Robert and Diane Levy donate $5 million for undergraduate internship stipends

Undergraduate students will be able to apply for the university funds to cover expenses incurred during internships.

Garland Hall, as photographed on Aug. 2, 2022. (Hustler Multimedia/Miguel Beristain)

Miguel Beristain

Garland Hall, as photographed on Aug. 2, 2022. (Hustler Multimedia/Miguel Beristain)

Ilana Drake and Sally Johnson

Vanderbilt announced that the university has received a $5 million gift from Robert Levy, BA ’72, and his wife, Diane Levy, to be used for the creation of a fund that provides undergraduate internship stipends. Additionally, the Levys’ gift includes a match component to encourage other donations.

“Diane and I are firm believers in the importance of internships for helping young people gain maturity and to provide guidance on a possible career path,” Levy said in a Sept. 20 press release.

Robert Levy serves on the Board of Trustees and was previously a member of the College of Arts and Science’s Board of Visitors. He received his Bachelor of Arts from Vanderbilt in 1972 and is a retired chairman of Harris Associates LP. In 1997, the Levy family contributed to the inaugural funding for Opportunity Vanderbilt, a need-based scholarship that meets 100% of students’ demonstrated financial need. The Levy family donated an additional $10 million in 2017 to this scholarship fund. 

Chancellor Diermeier spoke about the Levys’ impact on Vanderbilt in the Sept. 20 press release. 

“The Levys’ longtime engagement in Vanderbilt’s transformative financial aid program has expanded many students’ access to a world-class education, and their gift will significantly enhance the experiential and research elements of an undergraduate education,” Diermeier said. 

Sophomore Zacarias Negron said he expects the Levys’ donation to be a useful resource for undergraduate students who rely on stipends when taking unpaid internships.

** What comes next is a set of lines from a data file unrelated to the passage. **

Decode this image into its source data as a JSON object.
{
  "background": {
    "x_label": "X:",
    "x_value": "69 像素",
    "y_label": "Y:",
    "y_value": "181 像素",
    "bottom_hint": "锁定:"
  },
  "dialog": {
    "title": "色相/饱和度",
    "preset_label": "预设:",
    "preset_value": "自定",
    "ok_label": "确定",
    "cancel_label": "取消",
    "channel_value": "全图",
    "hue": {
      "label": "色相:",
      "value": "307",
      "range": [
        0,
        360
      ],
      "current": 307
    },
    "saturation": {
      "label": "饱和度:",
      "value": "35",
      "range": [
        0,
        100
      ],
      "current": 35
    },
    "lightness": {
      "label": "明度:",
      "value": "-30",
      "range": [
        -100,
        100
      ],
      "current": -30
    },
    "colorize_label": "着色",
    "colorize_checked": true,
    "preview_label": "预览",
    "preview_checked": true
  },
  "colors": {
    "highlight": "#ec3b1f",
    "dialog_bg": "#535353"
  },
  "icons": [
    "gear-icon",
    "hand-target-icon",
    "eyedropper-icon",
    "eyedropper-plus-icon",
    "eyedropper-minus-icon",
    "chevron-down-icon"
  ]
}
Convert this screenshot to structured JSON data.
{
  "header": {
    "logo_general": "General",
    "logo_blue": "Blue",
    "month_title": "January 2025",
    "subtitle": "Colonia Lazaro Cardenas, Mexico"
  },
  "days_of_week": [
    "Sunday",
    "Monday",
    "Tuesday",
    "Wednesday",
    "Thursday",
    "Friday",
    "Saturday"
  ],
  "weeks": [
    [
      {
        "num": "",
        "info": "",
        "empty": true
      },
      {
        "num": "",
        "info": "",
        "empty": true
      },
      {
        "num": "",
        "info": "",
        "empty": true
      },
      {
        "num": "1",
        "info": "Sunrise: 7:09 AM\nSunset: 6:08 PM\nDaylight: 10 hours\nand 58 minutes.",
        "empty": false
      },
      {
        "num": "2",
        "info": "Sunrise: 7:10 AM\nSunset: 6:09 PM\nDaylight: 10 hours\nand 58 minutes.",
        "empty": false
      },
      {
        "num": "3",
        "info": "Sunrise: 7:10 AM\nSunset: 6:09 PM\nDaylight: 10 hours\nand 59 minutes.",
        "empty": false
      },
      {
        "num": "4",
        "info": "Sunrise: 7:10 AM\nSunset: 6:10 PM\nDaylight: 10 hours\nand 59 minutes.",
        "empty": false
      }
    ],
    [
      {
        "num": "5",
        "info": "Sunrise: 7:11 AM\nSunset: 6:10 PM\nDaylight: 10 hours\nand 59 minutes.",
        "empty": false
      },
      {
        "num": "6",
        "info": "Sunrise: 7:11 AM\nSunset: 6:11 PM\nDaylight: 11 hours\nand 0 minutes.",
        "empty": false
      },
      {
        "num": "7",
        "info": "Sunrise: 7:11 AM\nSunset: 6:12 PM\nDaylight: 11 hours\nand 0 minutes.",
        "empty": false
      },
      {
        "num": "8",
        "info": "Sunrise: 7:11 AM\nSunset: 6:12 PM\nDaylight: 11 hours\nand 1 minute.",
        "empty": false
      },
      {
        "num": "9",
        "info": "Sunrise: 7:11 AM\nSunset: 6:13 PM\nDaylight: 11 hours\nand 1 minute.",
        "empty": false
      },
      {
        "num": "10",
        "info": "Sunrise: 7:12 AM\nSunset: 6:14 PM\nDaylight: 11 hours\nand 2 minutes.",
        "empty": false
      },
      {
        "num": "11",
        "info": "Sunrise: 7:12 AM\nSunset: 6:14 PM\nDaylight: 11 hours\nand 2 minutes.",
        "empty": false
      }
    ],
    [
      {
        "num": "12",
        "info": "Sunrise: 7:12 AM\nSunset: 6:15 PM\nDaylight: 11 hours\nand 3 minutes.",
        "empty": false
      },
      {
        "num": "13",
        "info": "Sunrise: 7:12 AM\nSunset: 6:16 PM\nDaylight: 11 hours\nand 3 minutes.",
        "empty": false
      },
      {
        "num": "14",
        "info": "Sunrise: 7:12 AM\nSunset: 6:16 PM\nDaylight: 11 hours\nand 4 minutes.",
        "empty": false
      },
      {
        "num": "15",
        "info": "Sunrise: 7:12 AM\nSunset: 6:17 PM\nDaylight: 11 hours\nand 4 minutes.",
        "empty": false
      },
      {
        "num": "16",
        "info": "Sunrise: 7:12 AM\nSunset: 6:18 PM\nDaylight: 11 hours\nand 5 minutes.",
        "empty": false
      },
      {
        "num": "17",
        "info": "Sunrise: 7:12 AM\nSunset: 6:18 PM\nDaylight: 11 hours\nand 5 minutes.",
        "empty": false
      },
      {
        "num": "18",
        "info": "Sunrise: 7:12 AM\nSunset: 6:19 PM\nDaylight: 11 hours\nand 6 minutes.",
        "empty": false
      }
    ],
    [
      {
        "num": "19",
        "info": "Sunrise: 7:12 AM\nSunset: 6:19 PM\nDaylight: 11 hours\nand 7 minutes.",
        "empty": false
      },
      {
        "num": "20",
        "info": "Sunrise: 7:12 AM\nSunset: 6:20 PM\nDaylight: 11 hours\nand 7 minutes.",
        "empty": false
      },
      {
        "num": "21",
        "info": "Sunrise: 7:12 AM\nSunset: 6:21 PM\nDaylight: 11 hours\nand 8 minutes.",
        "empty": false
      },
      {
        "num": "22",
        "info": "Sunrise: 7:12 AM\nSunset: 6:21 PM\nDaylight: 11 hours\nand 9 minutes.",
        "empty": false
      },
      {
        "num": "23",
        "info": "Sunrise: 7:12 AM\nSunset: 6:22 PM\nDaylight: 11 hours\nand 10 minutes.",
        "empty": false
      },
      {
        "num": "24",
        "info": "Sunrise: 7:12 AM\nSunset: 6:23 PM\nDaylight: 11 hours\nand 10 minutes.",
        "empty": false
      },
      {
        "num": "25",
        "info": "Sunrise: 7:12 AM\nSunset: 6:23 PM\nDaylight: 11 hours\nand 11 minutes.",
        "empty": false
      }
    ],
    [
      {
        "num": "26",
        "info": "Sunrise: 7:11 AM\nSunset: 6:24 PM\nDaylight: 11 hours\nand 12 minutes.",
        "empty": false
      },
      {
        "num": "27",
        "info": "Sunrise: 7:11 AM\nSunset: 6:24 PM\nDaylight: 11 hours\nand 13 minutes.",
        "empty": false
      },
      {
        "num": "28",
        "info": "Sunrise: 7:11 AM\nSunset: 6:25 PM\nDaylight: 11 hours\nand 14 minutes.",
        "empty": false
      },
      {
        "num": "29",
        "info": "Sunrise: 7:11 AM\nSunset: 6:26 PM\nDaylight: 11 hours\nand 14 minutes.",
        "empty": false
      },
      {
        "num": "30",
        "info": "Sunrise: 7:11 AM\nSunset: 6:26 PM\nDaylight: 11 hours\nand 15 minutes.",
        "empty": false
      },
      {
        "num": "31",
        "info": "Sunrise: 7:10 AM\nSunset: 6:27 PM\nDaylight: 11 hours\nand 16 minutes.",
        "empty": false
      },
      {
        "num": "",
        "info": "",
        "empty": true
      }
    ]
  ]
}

“I recently had to turn down an incredible internship because it was unpaid, and I would have been unable to justify taking it in light of financial need,” Negron said in a message to The Hustler. “As such I would prefer paid internships, and am encouraged that we may have even more resources available in the near future.”